New dean prepares to take over financially struggling college
Following an exhaustive search, the College of Liberal Arts and Social Sciences selected a new dean. Antonio D. Tillis, the dean of the School of Languages, Culture and World Affairs at the College of Charleston, will take over UH’s largest college on Feb. 1.
Tillis is a graduate of Vanderbilt University. He was named a Professor of the Year while a faculty member at Dartmouth College and studied in Brazil as a Fulbright Scholar.
“This job is kind of like drinking from a fire hose—you need to find ways to solve your problems and not get too overwhelmed,” said Steven Craig, an economics professor who’s served as interim dean for CLASS for two years.
“The whole University is trying to improve itself, so everyone is on the same page, and I’m sure he gets it that the colleges are a team.”
Prior to serving in his position at the College of Charleston, Tillis was the chair of African and African-American Studies at Dartmouth College, where he also won a Professor of the Year award in 2012. His research focuses on Latin American, Afro-Latin American and African Diaspora studies.
Tillis also co-edits a series titled “Black Diaspora Worlds: Origins and Evolutions from New World Slaving.”
“I was attracted by the University’s commitment to academic excellence, its diverse student population as well as its mission to be the city’s premier academic institution,” Tillis said. “The city’s rich ethnic populations, its strong tradition in the performing arts, as well as its breadth of culinary delights make it a most attractive place to work and to live.”
Following the decision to hire Tillis, Provost and Senior Vice President for Academic Affairs Paula Myrick Short released a statement emphasizing Tillis’ qualifications and his vision for the future.
“I am proud to announce Dr. Antonio Tillis as the next dean of the College of Liberal Arts and Social Sciences,” Short said. “Dr. Tillis brings strong experience and enthusiasm to the college leadership role, and I look forward to working with him.”
Tillis may be taking charge of a college facing financial problems.
When Craig first took over as interim dean of CLASS two years ago, his first goal was to help the college find financial stability. Craig worked with the provost and other administration to secure more funding for CLASS.
“Financial stability was a two year project,” Craig said. “Year one went smoothly, but year two was a bit rougher because we took a budget cut. We did not have as much money as we hoped. We tried to save up and build up money, but it was spent quickly.”
According to Craig, the financial woes that the college might be facing will only grow more daunting.
The state legislature plans to impose a budget cut on the University next year, which could influence future CLASS plans, like a new program fund, which the college uses for project funding and overall improvements.
Craig said that building this fund would signify that the college has come back from its financial imbalances.
“There might not be very much new money,” Craig said. “We have some resources (for the program fund) in theory, and if you start a new successful program, the money goes back to the college.
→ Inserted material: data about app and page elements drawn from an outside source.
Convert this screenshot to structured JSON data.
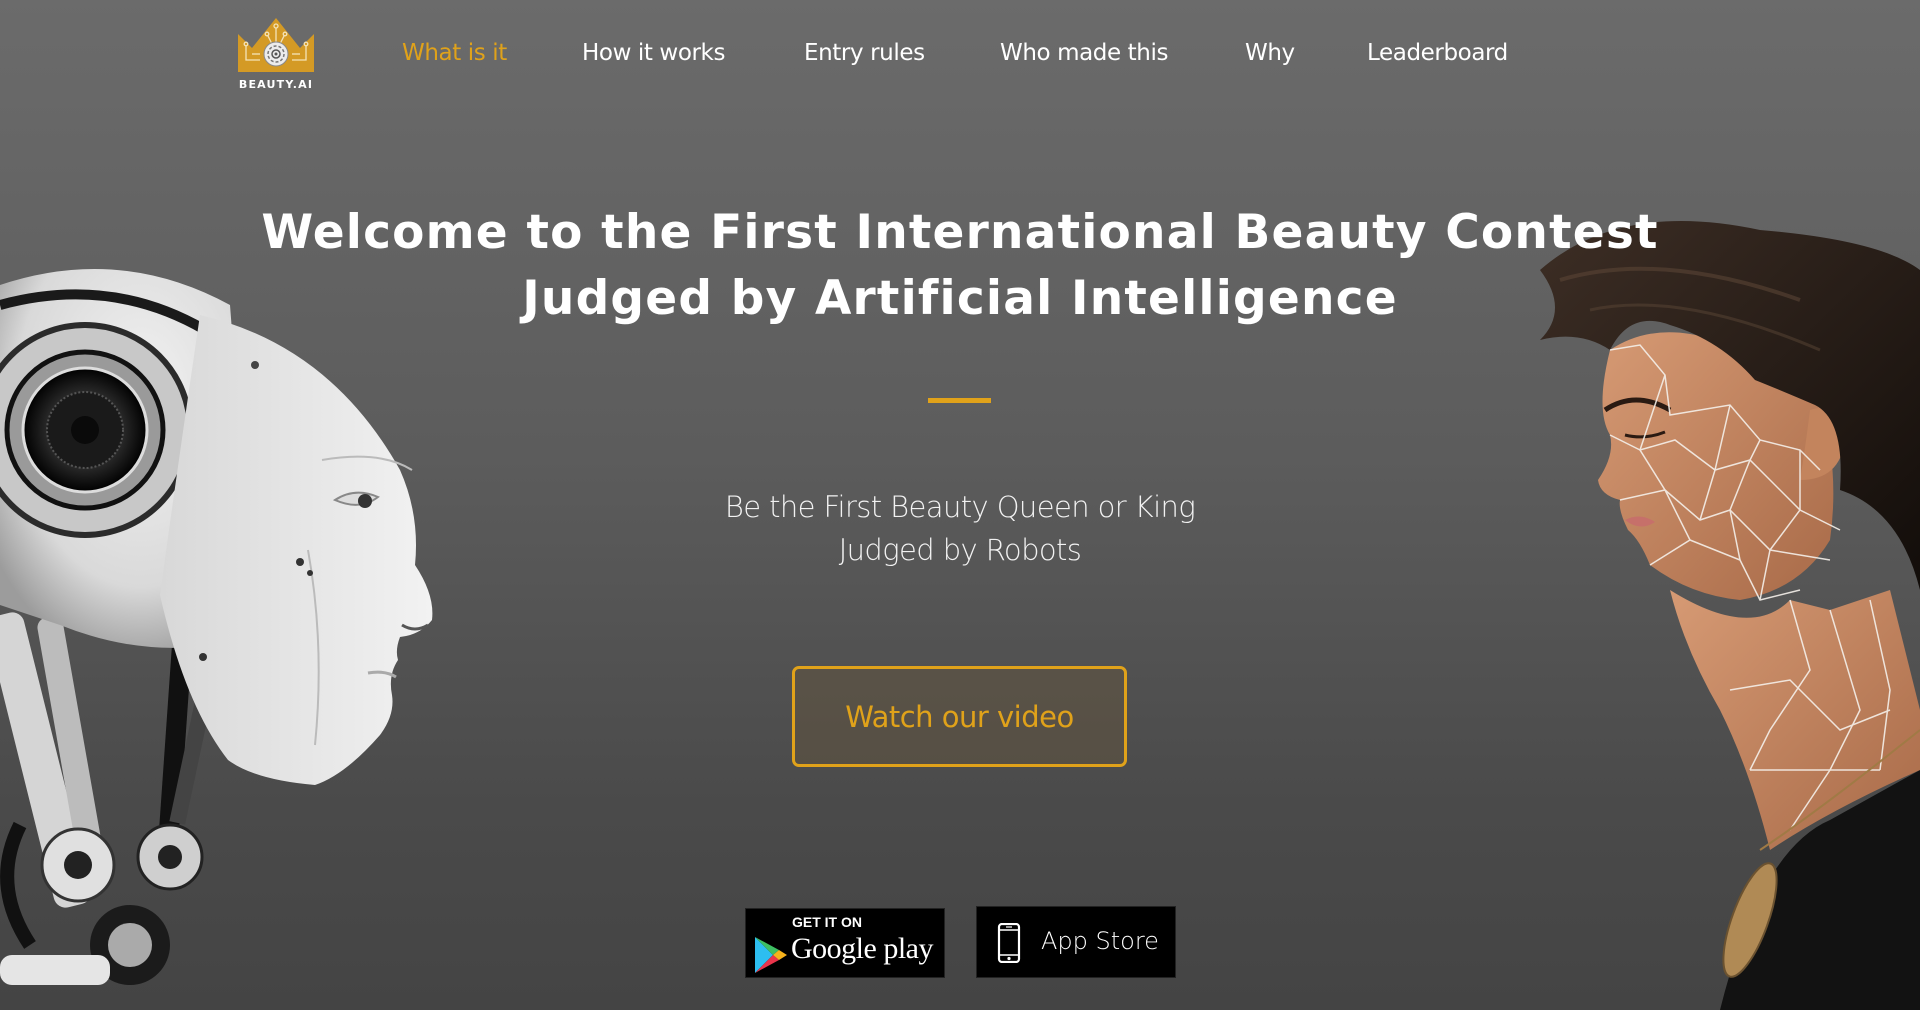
{
  "brand": {
    "name": "BEAUTY.AI",
    "accent_color": "#e0a21a"
  },
  "nav": {
    "items": [
      {
        "label": "What is it",
        "active": true
      },
      {
        "label": "How it works",
        "active": false
      },
      {
        "label": "Entry rules",
        "active": false
      },
      {
        "label": "Who made this",
        "active": false
      },
      {
        "label": "Why",
        "active": false
      },
      {
        "label": "Leaderboard",
        "active": false
      }
    ]
  },
  "hero": {
    "title_line1": "Welcome to the First International Beauty Contest",
    "title_line2": "Judged by Artificial Intelligence",
    "subtitle_line1": "Be the First Beauty Queen or King",
    "subtitle_line2": "Judged by Robots",
    "cta_label": "Watch our video"
  },
  "stores": {
    "google_play": {
      "top_text": "GET IT ON",
      "name": "Google play"
    },
    "app_store": {
      "name": "App Store"
    }
  },
  "images": {
    "left": "robot-head-profile",
    "right": "woman-profile-face-mesh"
  }
}
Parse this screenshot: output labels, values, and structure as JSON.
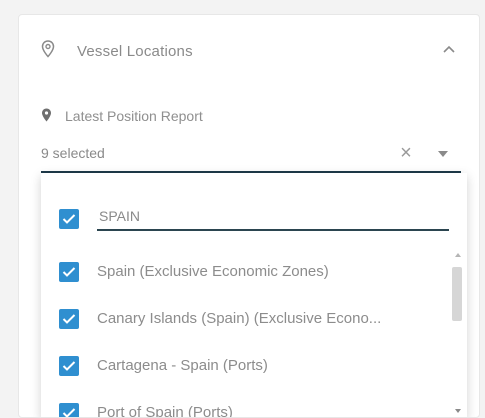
{
  "panel": {
    "title": "Vessel Locations",
    "icon": "map-pin-outline-icon",
    "toggle_icon": "chevron-up-icon"
  },
  "field": {
    "label": "Latest Position Report",
    "label_icon": "map-pin-icon",
    "value": "9 selected",
    "clear_glyph": "×"
  },
  "dropdown": {
    "search_value": "SPAIN",
    "options": [
      {
        "label": "Spain (Exclusive Economic Zones)",
        "checked": true
      },
      {
        "label": "Canary Islands (Spain) (Exclusive Econo...",
        "checked": true
      },
      {
        "label": "Cartagena - Spain (Ports)",
        "checked": true
      },
      {
        "label": "Port of Spain (Ports)",
        "checked": true
      }
    ]
  },
  "colors": {
    "accent": "#2f8fd0",
    "underline": "#1e3a4a"
  }
}
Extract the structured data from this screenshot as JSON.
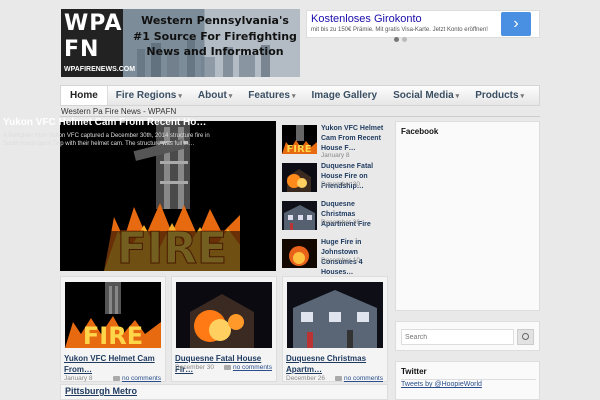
{
  "logo": {
    "letters": "WPA FN",
    "url_text": "WPAFIRENEWS.COM",
    "tagline": "Western Pennsylvania's #1 Source For Firefighting News and Information"
  },
  "ad": {
    "title": "Kostenloses Girokonto",
    "text": "mit bis zu 150€ Prämie. Mit gratis Visa-Karte. Jetzt Konto eröffnen!",
    "arrow": "›"
  },
  "nav": {
    "items": [
      {
        "label": "Home",
        "dropdown": false
      },
      {
        "label": "Fire Regions",
        "dropdown": true
      },
      {
        "label": "About",
        "dropdown": true
      },
      {
        "label": "Features",
        "dropdown": true
      },
      {
        "label": "Image Gallery",
        "dropdown": false
      },
      {
        "label": "Social Media",
        "dropdown": true
      },
      {
        "label": "Products",
        "dropdown": true
      }
    ],
    "caret": "▾"
  },
  "breadcrumb": "Western Pa Fire News - WPAFN",
  "featured": {
    "title": "Yukon VFC Helmet Cam From Recent Ho…",
    "excerpt": "A firefighter from Yukon VFC captured a December 30th, 2014 structure fire in South Huntingdon Twp with their helmet cam. The structure was full in…"
  },
  "side_list": [
    {
      "title": "Yukon VFC Helmet Cam From Recent House F…",
      "date": "January 8"
    },
    {
      "title": "Duquesne Fatal House Fire on Friendship…",
      "date": "December 30"
    },
    {
      "title": "Duquesne Christmas Apartment Fire",
      "date": "December 26"
    },
    {
      "title": "Huge Fire in Johnstown Consumes 4 Houses…",
      "date": "December 10"
    }
  ],
  "cards": [
    {
      "title": "Yukon VFC Helmet Cam From…",
      "date": "January 8",
      "comments": "no comments"
    },
    {
      "title": "Duquesne Fatal House Fir…",
      "date": "December 30",
      "comments": "no comments"
    },
    {
      "title": "Duquesne Christmas Apartm…",
      "date": "December 26",
      "comments": "no comments"
    }
  ],
  "pittsburgh": "Pittsburgh Metro",
  "sidebar": {
    "facebook_title": "Facebook",
    "search_placeholder": "Search",
    "twitter_title": "Twitter",
    "twitter_link": "Tweets by @HoopieWorld"
  },
  "colors": {
    "nav_text": "#3a4f63",
    "link": "#1e3a5f",
    "fire": "#f28c1b"
  }
}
UH doesn’t have a formal way to encourage new programs, so it’s up to the entrepreneurship of the programs.”
Under the direction of Craig, the college helped spin off the new Kathrine G. McGovern College of the Arts, which broke away from CLASS in 2015. The move has dropped the CLASS enrollment from 11,517 students in Fall 2014 to 10,948 students in the Fall 2016. The college, under Craig’s direction, has also added several new hires to the faculty list.
“We sharpened our college and we are building strength in weaker areas,” Craig said. “We have done more senior hiring than in the past, which reflects our rising status all around. An interesting thing is that our faculty turnover was very low, which means people are pretty happy.”
On Feb. 1, Craig will go back to the Department of Economics and continue what he considered some of the best research of his career.
“I am looking forward to working closely with CLASS colleagues to identify areas of academic innovation that will enhance undergraduate and graduate education at UH,” Tillis said. “I also look forward to interacting with faculty, staff and students as well as engaging the surrounding community.”